My last day at work was last Friday. Ten years ago, I left for Japan on the morning of September 11, 2001—and spent a week grounded in Winnipeg when all the planes in North America were put down. Literally the moment after I notified my boss of my intention not to renew my contract, I sat down at my desk and found out that Osama bin Laden had been killed by US forces. I suppose you can call those bookends.
So far I’ve only had one day of actual unemployment. The rest of my time has been spent doing rehearsals, props and load-in for Once Upon A Mattress, as well as helping out with aspects of the Future Global Leaders program and editing a sudden spate of material from AAR JAPAN. But that single day of nothing was a little terrifying.
Every time I finish a task, a swell of emptiness wraps me in indecision as I am at a loss to determine what to do next. I’ve always hated making “to-do” lists, but I’m going to have to make one now simply to maintain my own sanity. There’s so much to do. I need to write it all down, prioritize, make a schedule, and start checking things off. Before anything else, Fragile Order needs to get firmly nailed into its coffin and I need to start contacting agents. But that’s a pretty big task in itself.

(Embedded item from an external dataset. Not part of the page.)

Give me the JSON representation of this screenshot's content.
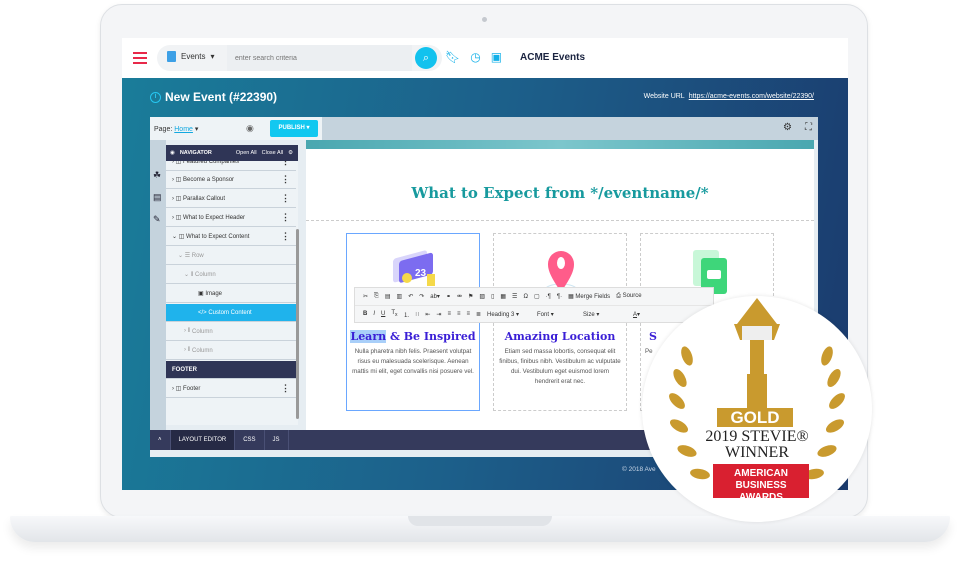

On my second-last day, my boss took me aside, shook my hand and told me, “You’re a good man.” I couldn’t help but add, “Charlie Brown.” The “man” epithet has never felt right to me; I’ve always felt like a ten-year-old getting kicked around from place to place. I guess from here on we’ll see if this kid can do anything for himself.